What do you think you did right to get you where you are?
From the very start, we had a vision of a business that was rooted in the community. Our goal was to practice what we called capitalism with a conscience which encompasses everything from paying a living wage to recycling to being responsible in the way we serve alcohol.
We also had a vision of our favorite European pubs that were not only great places to eat and drink but were the social nexus of their communities. Since we didn’t have money to donate, we donated our time, our space and our goods and services and created lasting partnerships with dozens if not hundreds of local non-profits. We never shied away from supporting causes that we care about.
Because of those ties, even when we were really struggling we had such loyal supporters who were all pulling for us. And because we’ve opened our doors to so many groups over the years, we’re the first place many people think of when they want to host a fundraiser or a political event or a social gathering.
So not only have we gotten a lot of business but we’ve attracted the absolutely best and coolest people as regulars. That makes running the business so much fun. It makes us really happy when someone tells us why they love ABC and they start with “You are so active in the community” then quickly add “oh, and I love your beer and food, too!”
What do you wish you had done differently?
Not sucked from the beginning!
I wish we had spent more time planning how to actually run a large restaurant. We were so focused on just getting the place open and assumed it would be easy to run a restaurant once we got it open.
Obviously not the case.
We spent the first two years learning every job in the entire operation to get a grasp on how to successfully operate the brewpub.
The other thing we wish we had done differently was raised more money for the project. We really tied our own hands by trying to do the startup on the cheap and it would have been nice to have a safety net of operating capital for when times were tough. I think we were like a lot of first-time entrepreneurs. We didn’t want to consider the worst-case scenario and learned the hard way that it is better to fully consider how badly things could go wrong than to be blindsided by it if that’s how things end up going.
What do you think you learned from your past jobs/experience that’s helping you now?

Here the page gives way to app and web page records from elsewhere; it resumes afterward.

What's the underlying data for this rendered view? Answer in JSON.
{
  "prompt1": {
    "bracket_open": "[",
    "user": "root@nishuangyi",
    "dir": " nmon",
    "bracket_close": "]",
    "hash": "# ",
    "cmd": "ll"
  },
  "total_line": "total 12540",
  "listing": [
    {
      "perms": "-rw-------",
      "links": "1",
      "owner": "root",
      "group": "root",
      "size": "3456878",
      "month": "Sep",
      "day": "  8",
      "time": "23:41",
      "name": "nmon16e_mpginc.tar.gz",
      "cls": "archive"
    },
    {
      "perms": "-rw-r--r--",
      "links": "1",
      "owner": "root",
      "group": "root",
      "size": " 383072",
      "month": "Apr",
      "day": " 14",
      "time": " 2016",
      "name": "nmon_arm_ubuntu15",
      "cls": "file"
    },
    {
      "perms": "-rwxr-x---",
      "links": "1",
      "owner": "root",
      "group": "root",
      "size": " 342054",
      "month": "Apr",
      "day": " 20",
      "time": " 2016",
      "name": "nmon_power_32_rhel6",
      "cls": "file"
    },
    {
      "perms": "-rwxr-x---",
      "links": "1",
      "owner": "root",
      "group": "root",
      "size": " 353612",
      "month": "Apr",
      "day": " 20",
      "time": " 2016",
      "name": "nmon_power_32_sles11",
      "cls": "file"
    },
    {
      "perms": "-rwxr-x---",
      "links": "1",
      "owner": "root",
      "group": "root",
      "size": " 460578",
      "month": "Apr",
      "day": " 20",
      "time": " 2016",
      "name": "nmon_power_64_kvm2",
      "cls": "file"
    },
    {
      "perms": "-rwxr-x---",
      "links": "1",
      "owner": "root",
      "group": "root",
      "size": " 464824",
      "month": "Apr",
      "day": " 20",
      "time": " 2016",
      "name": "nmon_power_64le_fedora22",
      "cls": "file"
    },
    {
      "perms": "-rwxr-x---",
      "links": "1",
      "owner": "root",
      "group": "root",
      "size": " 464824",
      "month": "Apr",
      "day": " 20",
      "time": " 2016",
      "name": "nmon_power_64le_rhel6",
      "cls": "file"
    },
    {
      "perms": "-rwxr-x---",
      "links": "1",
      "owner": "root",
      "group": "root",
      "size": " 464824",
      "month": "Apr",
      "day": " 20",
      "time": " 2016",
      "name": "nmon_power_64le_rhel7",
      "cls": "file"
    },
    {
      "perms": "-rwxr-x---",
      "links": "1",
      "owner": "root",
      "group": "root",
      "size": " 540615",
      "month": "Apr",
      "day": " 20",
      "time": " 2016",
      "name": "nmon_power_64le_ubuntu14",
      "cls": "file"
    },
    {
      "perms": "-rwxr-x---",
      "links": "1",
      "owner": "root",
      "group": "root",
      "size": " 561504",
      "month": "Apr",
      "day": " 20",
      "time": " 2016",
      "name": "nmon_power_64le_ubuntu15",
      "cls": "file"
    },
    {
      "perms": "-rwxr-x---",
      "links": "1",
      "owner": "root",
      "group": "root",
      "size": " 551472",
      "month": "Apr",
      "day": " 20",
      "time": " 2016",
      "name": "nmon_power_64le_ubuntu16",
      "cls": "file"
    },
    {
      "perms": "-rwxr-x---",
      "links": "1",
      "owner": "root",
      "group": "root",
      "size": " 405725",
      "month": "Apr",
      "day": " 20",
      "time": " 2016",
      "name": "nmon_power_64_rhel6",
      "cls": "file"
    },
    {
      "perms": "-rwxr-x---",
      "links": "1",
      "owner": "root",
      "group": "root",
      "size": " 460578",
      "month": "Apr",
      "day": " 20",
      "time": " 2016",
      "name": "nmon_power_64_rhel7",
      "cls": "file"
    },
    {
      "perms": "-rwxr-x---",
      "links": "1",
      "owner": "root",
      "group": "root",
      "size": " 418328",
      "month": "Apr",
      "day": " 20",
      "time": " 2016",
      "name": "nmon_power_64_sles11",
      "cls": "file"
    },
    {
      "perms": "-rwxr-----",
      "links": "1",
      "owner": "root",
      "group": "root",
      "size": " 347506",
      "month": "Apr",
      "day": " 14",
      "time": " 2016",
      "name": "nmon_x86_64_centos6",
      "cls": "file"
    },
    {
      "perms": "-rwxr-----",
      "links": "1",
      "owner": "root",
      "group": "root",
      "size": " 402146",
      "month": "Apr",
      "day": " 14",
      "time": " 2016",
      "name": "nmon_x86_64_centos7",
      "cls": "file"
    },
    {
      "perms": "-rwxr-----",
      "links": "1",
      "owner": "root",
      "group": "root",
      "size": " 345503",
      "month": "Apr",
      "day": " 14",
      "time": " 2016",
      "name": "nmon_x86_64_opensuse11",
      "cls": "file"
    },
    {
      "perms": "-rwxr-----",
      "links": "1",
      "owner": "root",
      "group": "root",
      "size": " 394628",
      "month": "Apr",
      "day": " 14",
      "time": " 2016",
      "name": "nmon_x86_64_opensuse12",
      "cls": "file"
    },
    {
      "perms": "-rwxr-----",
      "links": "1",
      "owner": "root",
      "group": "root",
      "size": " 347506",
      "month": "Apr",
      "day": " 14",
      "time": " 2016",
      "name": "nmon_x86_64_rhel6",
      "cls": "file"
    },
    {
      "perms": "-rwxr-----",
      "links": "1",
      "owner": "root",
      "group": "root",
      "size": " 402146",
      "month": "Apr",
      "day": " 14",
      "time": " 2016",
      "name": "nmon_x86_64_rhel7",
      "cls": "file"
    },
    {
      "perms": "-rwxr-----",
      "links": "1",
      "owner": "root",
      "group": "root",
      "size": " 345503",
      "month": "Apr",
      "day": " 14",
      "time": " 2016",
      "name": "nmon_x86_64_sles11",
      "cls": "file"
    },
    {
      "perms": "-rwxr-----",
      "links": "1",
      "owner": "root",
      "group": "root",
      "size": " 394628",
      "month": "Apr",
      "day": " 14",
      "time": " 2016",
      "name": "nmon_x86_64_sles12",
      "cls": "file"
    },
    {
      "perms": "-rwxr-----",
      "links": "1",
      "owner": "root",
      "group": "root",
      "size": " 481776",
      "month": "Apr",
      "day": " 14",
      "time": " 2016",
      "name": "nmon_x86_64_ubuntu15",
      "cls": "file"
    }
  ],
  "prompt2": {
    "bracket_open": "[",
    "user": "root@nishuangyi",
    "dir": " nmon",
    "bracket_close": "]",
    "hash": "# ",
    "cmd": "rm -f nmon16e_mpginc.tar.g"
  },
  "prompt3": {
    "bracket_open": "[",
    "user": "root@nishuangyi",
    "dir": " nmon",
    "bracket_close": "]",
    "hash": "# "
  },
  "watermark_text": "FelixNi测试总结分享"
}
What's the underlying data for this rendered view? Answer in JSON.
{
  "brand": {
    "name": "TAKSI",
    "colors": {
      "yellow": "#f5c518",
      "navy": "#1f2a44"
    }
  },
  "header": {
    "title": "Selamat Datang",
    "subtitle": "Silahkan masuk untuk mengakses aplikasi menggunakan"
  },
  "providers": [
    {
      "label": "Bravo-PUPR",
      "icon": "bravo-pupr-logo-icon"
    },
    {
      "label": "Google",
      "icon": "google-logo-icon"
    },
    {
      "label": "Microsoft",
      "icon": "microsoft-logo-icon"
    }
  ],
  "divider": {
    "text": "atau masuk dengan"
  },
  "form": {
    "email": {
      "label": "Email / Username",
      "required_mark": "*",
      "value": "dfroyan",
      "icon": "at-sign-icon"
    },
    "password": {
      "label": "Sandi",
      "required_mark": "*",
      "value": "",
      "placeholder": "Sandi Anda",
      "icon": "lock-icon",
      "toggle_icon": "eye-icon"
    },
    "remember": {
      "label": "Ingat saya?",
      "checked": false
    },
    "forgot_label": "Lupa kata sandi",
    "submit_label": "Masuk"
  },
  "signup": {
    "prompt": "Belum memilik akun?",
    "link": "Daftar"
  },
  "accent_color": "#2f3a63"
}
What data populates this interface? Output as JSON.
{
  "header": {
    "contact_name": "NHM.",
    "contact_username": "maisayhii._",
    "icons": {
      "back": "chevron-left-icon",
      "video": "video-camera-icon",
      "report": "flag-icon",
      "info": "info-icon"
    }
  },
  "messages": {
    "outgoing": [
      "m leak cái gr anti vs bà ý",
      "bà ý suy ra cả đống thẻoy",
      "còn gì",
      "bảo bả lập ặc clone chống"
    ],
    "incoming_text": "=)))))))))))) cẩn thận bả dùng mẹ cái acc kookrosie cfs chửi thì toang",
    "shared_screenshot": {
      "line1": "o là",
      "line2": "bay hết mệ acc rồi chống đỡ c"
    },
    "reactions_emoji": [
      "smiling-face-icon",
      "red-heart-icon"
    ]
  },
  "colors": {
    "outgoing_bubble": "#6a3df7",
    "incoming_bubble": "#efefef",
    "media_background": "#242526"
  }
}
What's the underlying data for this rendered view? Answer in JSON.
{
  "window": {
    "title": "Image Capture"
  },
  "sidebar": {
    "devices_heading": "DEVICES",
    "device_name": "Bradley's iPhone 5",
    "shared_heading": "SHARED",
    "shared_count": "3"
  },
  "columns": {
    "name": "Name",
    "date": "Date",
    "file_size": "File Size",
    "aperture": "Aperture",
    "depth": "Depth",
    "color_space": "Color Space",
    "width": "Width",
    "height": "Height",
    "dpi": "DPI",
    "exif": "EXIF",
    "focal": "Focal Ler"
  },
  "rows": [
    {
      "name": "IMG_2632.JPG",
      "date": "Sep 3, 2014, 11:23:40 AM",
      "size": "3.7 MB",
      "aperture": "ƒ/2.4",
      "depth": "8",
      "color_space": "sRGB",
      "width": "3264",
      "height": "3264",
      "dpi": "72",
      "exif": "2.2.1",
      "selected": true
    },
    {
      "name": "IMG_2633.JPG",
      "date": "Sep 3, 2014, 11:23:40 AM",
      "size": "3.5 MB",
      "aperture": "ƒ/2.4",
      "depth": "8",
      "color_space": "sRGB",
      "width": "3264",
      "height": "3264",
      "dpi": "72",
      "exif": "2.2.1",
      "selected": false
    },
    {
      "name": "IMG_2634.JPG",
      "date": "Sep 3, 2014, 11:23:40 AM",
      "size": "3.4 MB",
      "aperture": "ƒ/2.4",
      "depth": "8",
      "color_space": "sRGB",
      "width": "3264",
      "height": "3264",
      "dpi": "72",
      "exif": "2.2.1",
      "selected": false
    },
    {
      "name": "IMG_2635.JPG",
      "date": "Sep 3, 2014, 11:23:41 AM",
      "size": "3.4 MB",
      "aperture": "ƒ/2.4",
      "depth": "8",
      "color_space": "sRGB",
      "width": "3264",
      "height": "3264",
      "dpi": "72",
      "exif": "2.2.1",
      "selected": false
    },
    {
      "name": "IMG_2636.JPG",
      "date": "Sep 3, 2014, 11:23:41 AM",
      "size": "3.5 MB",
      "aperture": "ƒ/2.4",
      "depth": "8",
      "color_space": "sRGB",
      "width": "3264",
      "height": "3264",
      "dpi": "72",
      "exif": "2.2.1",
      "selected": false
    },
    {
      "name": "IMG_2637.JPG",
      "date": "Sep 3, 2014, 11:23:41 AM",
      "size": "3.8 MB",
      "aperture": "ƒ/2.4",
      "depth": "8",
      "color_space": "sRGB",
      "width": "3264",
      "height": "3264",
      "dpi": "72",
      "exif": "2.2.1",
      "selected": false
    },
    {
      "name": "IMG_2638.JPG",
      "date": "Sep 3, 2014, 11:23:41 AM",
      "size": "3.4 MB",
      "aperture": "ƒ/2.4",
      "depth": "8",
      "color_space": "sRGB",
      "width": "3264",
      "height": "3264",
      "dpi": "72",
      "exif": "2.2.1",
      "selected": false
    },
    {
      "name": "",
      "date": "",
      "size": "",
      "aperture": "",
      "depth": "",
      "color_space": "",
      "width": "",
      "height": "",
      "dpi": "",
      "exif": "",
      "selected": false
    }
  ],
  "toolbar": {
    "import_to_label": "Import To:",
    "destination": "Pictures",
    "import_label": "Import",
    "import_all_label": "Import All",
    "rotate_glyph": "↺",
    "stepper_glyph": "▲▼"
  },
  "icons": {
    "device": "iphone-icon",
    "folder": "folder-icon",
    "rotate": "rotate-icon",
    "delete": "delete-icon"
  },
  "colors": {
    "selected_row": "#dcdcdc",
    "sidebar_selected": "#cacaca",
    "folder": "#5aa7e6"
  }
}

Matt – One thing I learned was what I didn’t want my own business to look and act like. One of the reasons I was ready to flee the corporate world while only in my mid-20s was because as an employee I felt disconnected from the goals and successes of the company I worked for and felt unappreciated and replaceable.
The company made it clear that the organizational priorities were profits, customer satisfaction and employee satisfaction in that order. I felt that if you put employee satisfaction first then customer satisfaction and financial success would naturally follow. Obviously this was easier said than done but we continue to put employee happiness and job satisfaction at the top of our priority list.
What advice would you give your 21-year-old self now if you could?
Figure out what you are passionate about and pursue that regardless of whether it is a traditional career path or not. Your life and work should not be compartmentalized. They should be intertwined to make you who you are. If you follow your heart and passion then success will follow. Although it may not be success in the traditional sense, you will be profoundly happy. I feel like our 42-year-old selves are proof this is true.
Corner Brewery turns up pretty frequently on Mark Maynard’s Ypsi-focused blog.
Blogging disclosure: I am rarely unbiased about anything I write about. Think of Newvine Growing as my version of Oprah’s favorite things. In the case of Matt and Rene, we’ve been friends with them for more than a decade, and they’ve generously shared their beer with John — sadly, I don’t drink beer. They’ve also been clients of John’s as he designed logos, labels, six packs and tap handles for them.